A group of Muslim Brotherhood protesters from Suez joined the demonstration in Tahrir, chanting slogans against military council head Field Marshal Hussein Tantawi and for the martyrs of the 25 January revolution.
Demonstrators marching to Tahrir from Maspero, the state media building, chanted, “The army is in our heart, the military council is against us” and “We swear with the martyr’s blood to have a new revolution.”
The April 6 Youth Movement led a march from the Mostafa Mahmoud Mosque in Mohandiseen to Tahrir. April 6 spokesperson Mahmoud Afify told Al-Masy Al-Youm that the movement rejects the military council’s coup and the dissolution of Parliament.
Hundreds protested at the Parliament building near Tahrir, chanting, “Down with military rule” and “Legitimacy to Parliament.” Some MPs from the dissolved Parliament joined the protest.
Former MP Mohamed al-Omda told Al-Masry Al-Youm that the MPs demand that parliamentary sessions be held to continue on the democratic path.
A march from Cairo’s Ramses Square arrived in Tahrir Tuesday evening, as did a group of Egyptians from Assiut in Upper Egypt. They raised a banner reading, “The people of Assiut reject the dissolution of Parliament” and chanted slogans against military rule.
Muslim Brotherhood members began setting up a stage and a podium for the group, one of the main participants in the demonstration.
A number of political and revolutionary forces had called for the protest. The SCAF issued the Constitutional Declaration supplement as vote counting began for the presidential runoff on Sunday night.
Protesters carried Egyptian flags and chanted, “Down with military rule” and Speak up, don’t be afraid ... the SCAF must leave.”
Political groups participating in the protest — including the Muslim Brotherhood’s Freedom and Justice Party, the Salafi Nour Party, the moderate Islamist Wasat Party, Jama’a al-Islamiya, the April 6 Youth Movement and the Revolutionary Socialists — also rejected the dissolution of Parliament and the Defense Ministry decree that allows military police to investigate and arrest civilians.

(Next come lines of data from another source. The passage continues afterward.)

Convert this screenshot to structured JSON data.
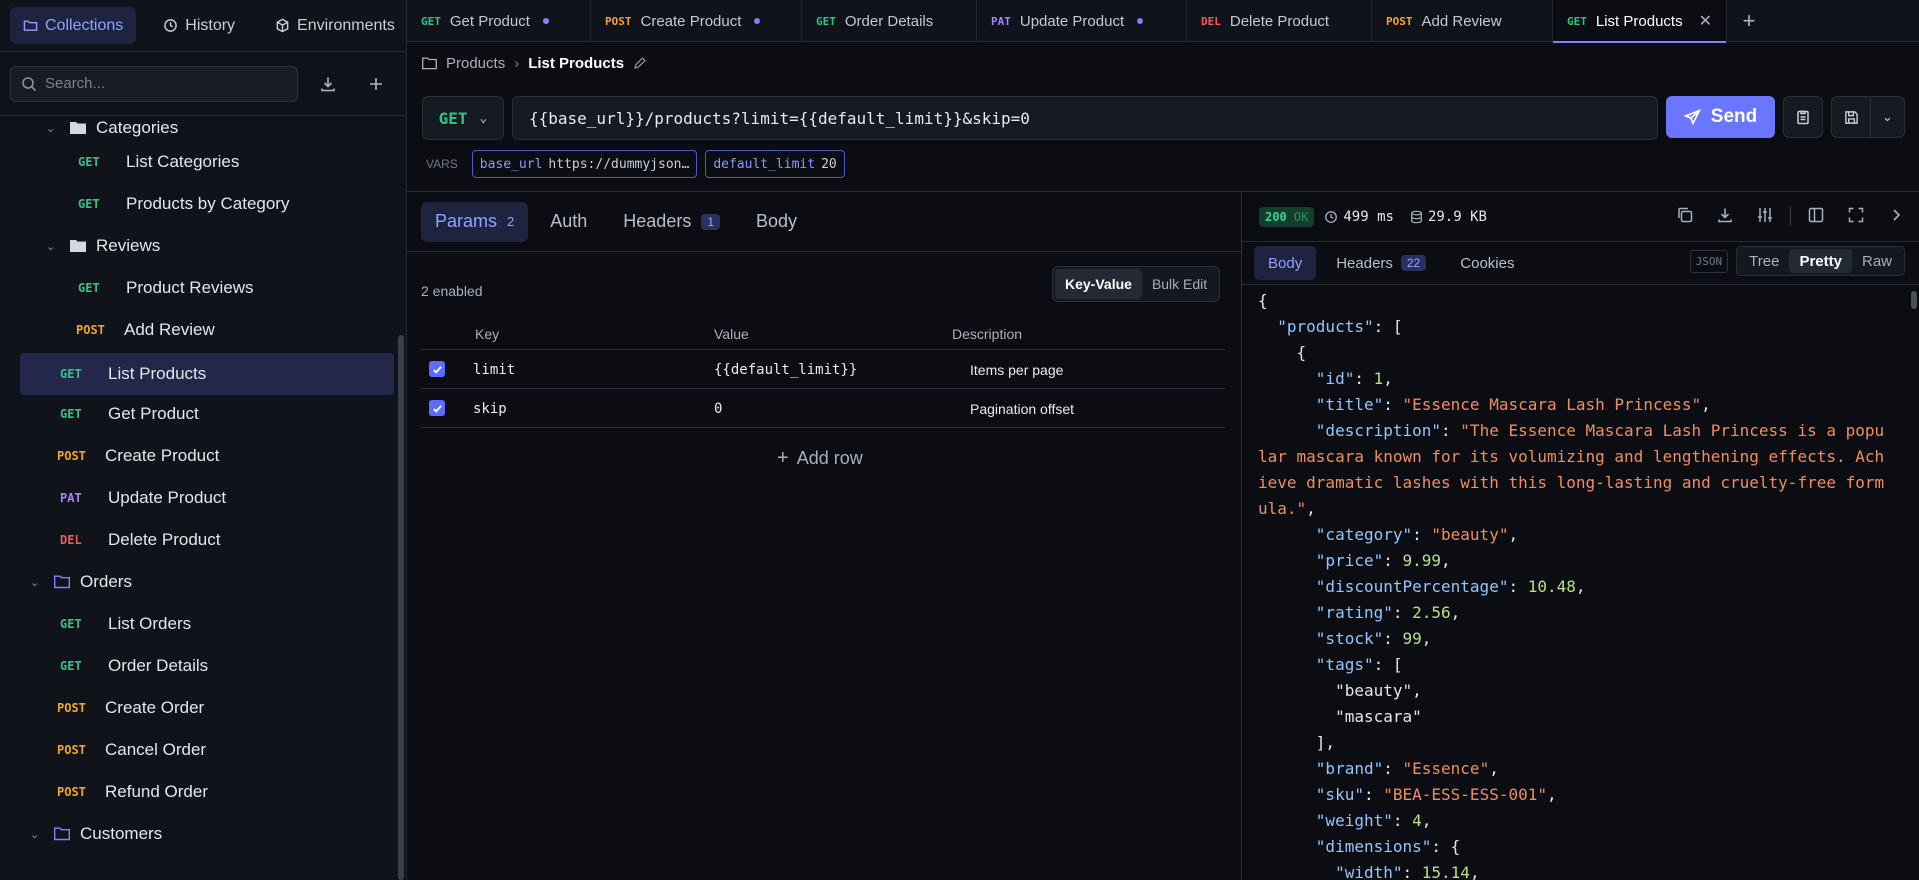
{
  "sidebar": {
    "tabs": [
      {
        "label": "Collections",
        "icon": "folder-icon"
      },
      {
        "label": "History",
        "icon": "clock-icon"
      },
      {
        "label": "Environments",
        "icon": "cube-icon"
      }
    ],
    "search_placeholder": "Search...",
    "tree": {
      "categories_folder": "Categories",
      "list_categories": {
        "method": "GET",
        "label": "List Categories"
      },
      "products_by_category": {
        "method": "GET",
        "label": "Products by Category"
      },
      "reviews_folder": "Reviews",
      "product_reviews": {
        "method": "GET",
        "label": "Product Reviews"
      },
      "add_review": {
        "method": "POST",
        "label": "Add Review"
      },
      "list_products": {
        "method": "GET",
        "label": "List Products"
      },
      "get_product": {
        "method": "GET",
        "label": "Get Product"
      },
      "create_product": {
        "method": "POST",
        "label": "Create Product"
      },
      "update_product": {
        "method": "PAT",
        "label": "Update Product"
      },
      "delete_product": {
        "method": "DEL",
        "label": "Delete Product"
      },
      "orders_folder": "Orders",
      "list_orders": {
        "method": "GET",
        "label": "List Orders"
      },
      "order_details": {
        "method": "GET",
        "label": "Order Details"
      },
      "create_order": {
        "method": "POST",
        "label": "Create Order"
      },
      "cancel_order": {
        "method": "POST",
        "label": "Cancel Order"
      },
      "refund_order": {
        "method": "POST",
        "label": "Refund Order"
      },
      "customers_folder": "Customers"
    }
  },
  "tabs": [
    {
      "method": "GET",
      "label": "Get Product"
    },
    {
      "method": "POST",
      "label": "Create Product"
    },
    {
      "method": "GET",
      "label": "Order Details"
    },
    {
      "method": "PAT",
      "label": "Update Product"
    },
    {
      "method": "DEL",
      "label": "Delete Product"
    },
    {
      "method": "POST",
      "label": "Add Review"
    },
    {
      "method": "GET",
      "label": "List Products"
    }
  ],
  "breadcrumb": {
    "parent": "Products",
    "current": "List Products"
  },
  "request": {
    "method": "GET",
    "url": "{{base_url}}/products?limit={{default_limit}}&skip=0",
    "send_label": "Send",
    "vars_label": "VARS",
    "vars": [
      {
        "key": "base_url",
        "value": "https://dummyjson…"
      },
      {
        "key": "default_limit",
        "value": "20"
      }
    ],
    "tabs": {
      "params": "Params",
      "params_count": "2",
      "auth": "Auth",
      "headers": "Headers",
      "headers_count": "1",
      "body": "Body"
    },
    "enabled_text": "2 enabled",
    "mode": {
      "kv": "Key-Value",
      "bulk": "Bulk Edit"
    },
    "columns": {
      "key": "Key",
      "value": "Value",
      "description": "Description"
    },
    "params": [
      {
        "key": "limit",
        "value": "{{default_limit}}",
        "description": "Items per page"
      },
      {
        "key": "skip",
        "value": "0",
        "description": "Pagination offset"
      }
    ],
    "add_row": "Add row"
  },
  "response": {
    "status_code": "200",
    "status_text": "OK",
    "time": "499 ms",
    "size": "29.9 KB",
    "tabs": {
      "body": "Body",
      "headers": "Headers",
      "headers_count": "22",
      "cookies": "Cookies"
    },
    "format_badge": "JSON",
    "views": {
      "tree": "Tree",
      "pretty": "Pretty",
      "raw": "Raw"
    }
  },
  "json_lines": [
    {
      "t": [
        [
          "p",
          "{"
        ]
      ]
    },
    {
      "t": [
        [
          "p",
          "  "
        ],
        [
          "k",
          "\"products\""
        ],
        [
          "p",
          ": ["
        ]
      ]
    },
    {
      "t": [
        [
          "p",
          "    {"
        ]
      ]
    },
    {
      "t": [
        [
          "p",
          "      "
        ],
        [
          "k",
          "\"id\""
        ],
        [
          "p",
          ": "
        ],
        [
          "n",
          "1"
        ],
        [
          "p",
          ","
        ]
      ]
    },
    {
      "t": [
        [
          "p",
          "      "
        ],
        [
          "k",
          "\"title\""
        ],
        [
          "p",
          ": "
        ],
        [
          "s",
          "\"Essence Mascara Lash Princess\""
        ],
        [
          "p",
          ","
        ]
      ]
    },
    {
      "t": [
        [
          "p",
          "      "
        ],
        [
          "k",
          "\"description\""
        ],
        [
          "p",
          ": "
        ],
        [
          "s",
          "\"The Essence Mascara Lash Princess is a popu"
        ]
      ]
    },
    {
      "t": [
        [
          "s",
          "lar mascara known for its volumizing and lengthening effects. Ach"
        ]
      ]
    },
    {
      "t": [
        [
          "s",
          "ieve dramatic lashes with this long-lasting and cruelty-free form"
        ]
      ]
    },
    {
      "t": [
        [
          "s",
          "ula.\""
        ],
        [
          "p",
          ","
        ]
      ]
    },
    {
      "t": [
        [
          "p",
          "      "
        ],
        [
          "k",
          "\"category\""
        ],
        [
          "p",
          ": "
        ],
        [
          "s",
          "\"beauty\""
        ],
        [
          "p",
          ","
        ]
      ]
    },
    {
      "t": [
        [
          "p",
          "      "
        ],
        [
          "k",
          "\"price\""
        ],
        [
          "p",
          ": "
        ],
        [
          "n",
          "9.99"
        ],
        [
          "p",
          ","
        ]
      ]
    },
    {
      "t": [
        [
          "p",
          "      "
        ],
        [
          "k",
          "\"discountPercentage\""
        ],
        [
          "p",
          ": "
        ],
        [
          "n",
          "10.48"
        ],
        [
          "p",
          ","
        ]
      ]
    },
    {
      "t": [
        [
          "p",
          "      "
        ],
        [
          "k",
          "\"rating\""
        ],
        [
          "p",
          ": "
        ],
        [
          "n",
          "2.56"
        ],
        [
          "p",
          ","
        ]
      ]
    },
    {
      "t": [
        [
          "p",
          "      "
        ],
        [
          "k",
          "\"stock\""
        ],
        [
          "p",
          ": "
        ],
        [
          "n",
          "99"
        ],
        [
          "p",
          ","
        ]
      ]
    },
    {
      "t": [
        [
          "p",
          "      "
        ],
        [
          "k",
          "\"tags\""
        ],
        [
          "p",
          ": ["
        ]
      ]
    },
    {
      "t": [
        [
          "p",
          "        \"beauty\","
        ]
      ]
    },
    {
      "t": [
        [
          "p",
          "        \"mascara\""
        ]
      ]
    },
    {
      "t": [
        [
          "p",
          "      ],"
        ]
      ]
    },
    {
      "t": [
        [
          "p",
          "      "
        ],
        [
          "k",
          "\"brand\""
        ],
        [
          "p",
          ": "
        ],
        [
          "s",
          "\"Essence\""
        ],
        [
          "p",
          ","
        ]
      ]
    },
    {
      "t": [
        [
          "p",
          "      "
        ],
        [
          "k",
          "\"sku\""
        ],
        [
          "p",
          ": "
        ],
        [
          "s",
          "\"BEA-ESS-ESS-001\""
        ],
        [
          "p",
          ","
        ]
      ]
    },
    {
      "t": [
        [
          "p",
          "      "
        ],
        [
          "k",
          "\"weight\""
        ],
        [
          "p",
          ": "
        ],
        [
          "n",
          "4"
        ],
        [
          "p",
          ","
        ]
      ]
    },
    {
      "t": [
        [
          "p",
          "      "
        ],
        [
          "k",
          "\"dimensions\""
        ],
        [
          "p",
          ": {"
        ]
      ]
    },
    {
      "t": [
        [
          "p",
          "        "
        ],
        [
          "k",
          "\"width\""
        ],
        [
          "p",
          ": "
        ],
        [
          "n",
          "15.14"
        ],
        [
          "p",
          ","
        ]
      ]
    }
  ],
  "colors": {
    "accent": "#6b76ff",
    "get": "#2fc486",
    "post": "#f5a524",
    "patch": "#a881ff",
    "delete": "#f2555a"
  }
}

The Muslim Brotherhood mobilized thousands of its members from a number of governorates to participate in the protest.
In Sharqiya Governorate, bus stops were filled with people on their way to Cairo, while the Brotherhood provided a number of buses to transport people directly to Tahrir Square.
A Muslim Brotherhood leader in Sharqiya, Sayed Abdel Hamid, said the group “refuses the supplement to the Constitutional Declaration that prolongs the transitional period and strips away the next president’s powers.”
The FJP in Gharbiya Governorate also bussed people to Tahrir.
Mohamed al-Masry, the FJP’s secretary in the Upper Egyptian governorate of Sohag, said that some 5,000 members of the FJP, the Construction and Development Party and the Nour Party, as well as a number of revolutionary coalitions and various political forces in Aswan and Sohag, had travelled to Cairo in order to participate in the protest.
In Kafr al-Sheikh, Ayman Hegazi, an FJP spokesman, said that hundreds of Brotherhood members, along with members of other political movements, had gone to Cairo to join the protest in Tahrir.
Edited translation from Al-Masry Al-Youm